The operation spirals out of control, as illegal government programs sometimes do, and a panicked Sofia urges Mayfair to split to Hong Kong with her to avoid the inevitable backlash. Mayfair refuses, and Sofia is ultimately crushed under the weight of the guilt after she has to go to mercenary means to keep the program under wraps. The Sofia part of the Daylight story serves to acquit Mayfair, which foreshadows a reconciliation with Weller. He more than anyone can understand how having intense personal feelings about a operational collaborator can affect your judgment.

The case of the week is a half-hearted attempt to take on the of-the-moment topic of police shootings of unarmed black men. The twist is that the swipe at political relevancy is really nothing of the sort. It’s like a regular episode of Blindspot with a politically relevant Instagram filter on it. There’s no position, just the eventual outing of a few corrupt NYPD cops who used body camera footage to blackmail rich people, then eliminated anyone who could connect the dots. It’s not an offensive use of the subject matter, just a pointless one. There are a thousand different paths to get to the same conclusion, and the police shooting angle suggests something more nuanced and less traditionally twist-reliant is coming.

But at least the twist clarifies the meaning of the tattoo, and establishes that whoever left Jane Doe’s tattoos isn’t literally predicting crimes as much as pointing the team in a general direction. That they’ve arrived in time to prevent some of the crimes is mostly dumb luck. Oddly enough, that’s probably the more interesting version of the story.
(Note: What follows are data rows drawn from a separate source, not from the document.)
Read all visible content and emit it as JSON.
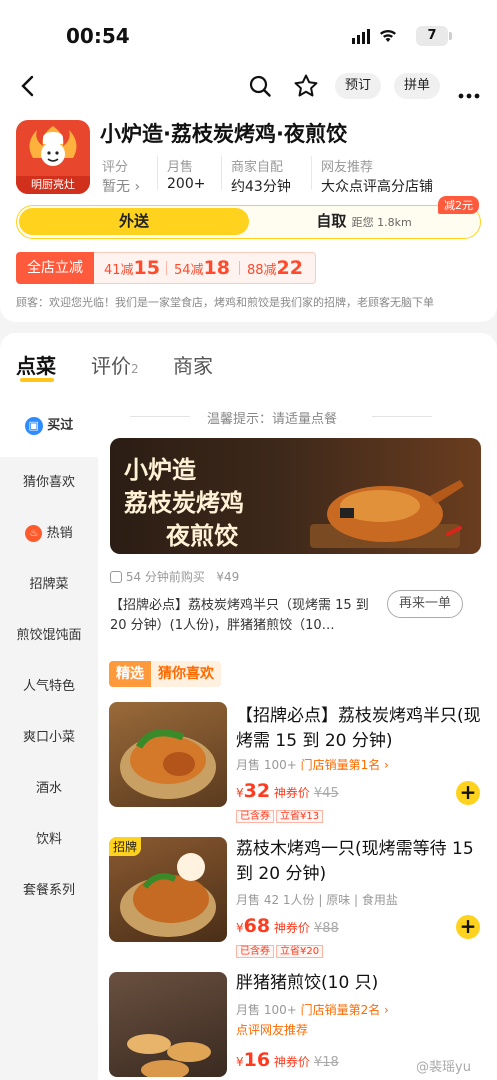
{
  "status_bar": {
    "time": "00:54",
    "battery": "7"
  },
  "nav": {
    "book_label": "预订",
    "group_order_label": "拼单"
  },
  "store": {
    "logo_text": "明厨亮灶",
    "name": "小炉造·荔枝炭烤鸡·夜煎饺",
    "stats": [
      {
        "label": "评分",
        "value": "暂无"
      },
      {
        "label": "月售",
        "value": "200+"
      },
      {
        "label": "商家自配",
        "value": "约43分钟"
      },
      {
        "label": "网友推荐",
        "value": "大众点评高分店铺"
      }
    ],
    "delivery_label": "外送",
    "pickup_label": "自取",
    "pickup_distance": "距您 1.8km",
    "pickup_badge": "减2元",
    "promo_main": "全店立减",
    "promos": [
      {
        "threshold": "41减",
        "amount": "15"
      },
      {
        "threshold": "54减",
        "amount": "18"
      },
      {
        "threshold": "88减",
        "amount": "22"
      }
    ],
    "notice": "顾客：欢迎您光临！我们是一家堂食店，烤鸡和煎饺是我们家的招牌，老顾客无脑下单"
  },
  "tabs": [
    {
      "label": "点菜",
      "count": ""
    },
    {
      "label": "评价",
      "count": "2"
    },
    {
      "label": "商家",
      "count": ""
    }
  ],
  "sidebar": [
    {
      "label": "买过",
      "icon": "bag-icon"
    },
    {
      "label": "猜你喜欢"
    },
    {
      "label": "热销",
      "icon": "fire-icon"
    },
    {
      "label": "招牌菜"
    },
    {
      "label": "煎饺馄饨面"
    },
    {
      "label": "人气特色"
    },
    {
      "label": "爽口小菜"
    },
    {
      "label": "酒水"
    },
    {
      "label": "饮料"
    },
    {
      "label": "套餐系列"
    }
  ],
  "tip": "温馨提示：请适量点餐",
  "banner": {
    "line1": "小炉造",
    "line2": "荔枝炭烤鸡",
    "line3": "夜煎饺"
  },
  "last_order": {
    "time": "54 分钟前购买",
    "price": "¥49",
    "desc": "【招牌必点】荔枝炭烤鸡半只（现烤需 15 到 20 分钟）(1人份)，胖猪猪煎饺（10…",
    "again_label": "再来一单"
  },
  "section": {
    "tag1": "精选",
    "tag2": "猜你喜欢"
  },
  "products": [
    {
      "name": "【招牌必点】荔枝炭烤鸡半只(现烤需 15 到 20 分钟)",
      "sales": "月售 100+",
      "rank": "门店销量第1名 ›",
      "price": "32",
      "price_tag": "神券价",
      "orig": "¥45",
      "coupon1": "已含券",
      "coupon2": "立省¥13"
    },
    {
      "name": "荔枝木烤鸡一只(现烤需等待 15 到 20 分钟)",
      "badge": "招牌",
      "sales": "月售 42  1人份 | 原味 | 食用盐",
      "price": "68",
      "price_tag": "神券价",
      "orig": "¥88",
      "coupon1": "已含券",
      "coupon2": "立省¥20"
    },
    {
      "name": "胖猪猪煎饺(10 只)",
      "sales": "月售 100+",
      "rank": "门店销量第2名 ›",
      "note": "点评网友推荐",
      "price": "16",
      "price_tag": "神券价",
      "orig": "¥18"
    }
  ],
  "watermark": "@裴瑶yu",
  "colors": {
    "accent": "#ffd21e",
    "price": "#ff3b1f",
    "promo": "#ff5a3c"
  }
}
Stray observations:

  • The brief sparring session between Jane and Zapata is a fun little detour, as is the girls’ night out.
  • Patterson’s boyfriend is trying to weasel his way back in, so he’ll still either get murdered or reveal himself as a mole of some kind.
  • Zapata is still under Tom Carter’s thumb because he’s not thrilled with the intel he’s gotten from her so far. That probably means a Zapata episode is coming soon.
  • More Ukweli Roach, please.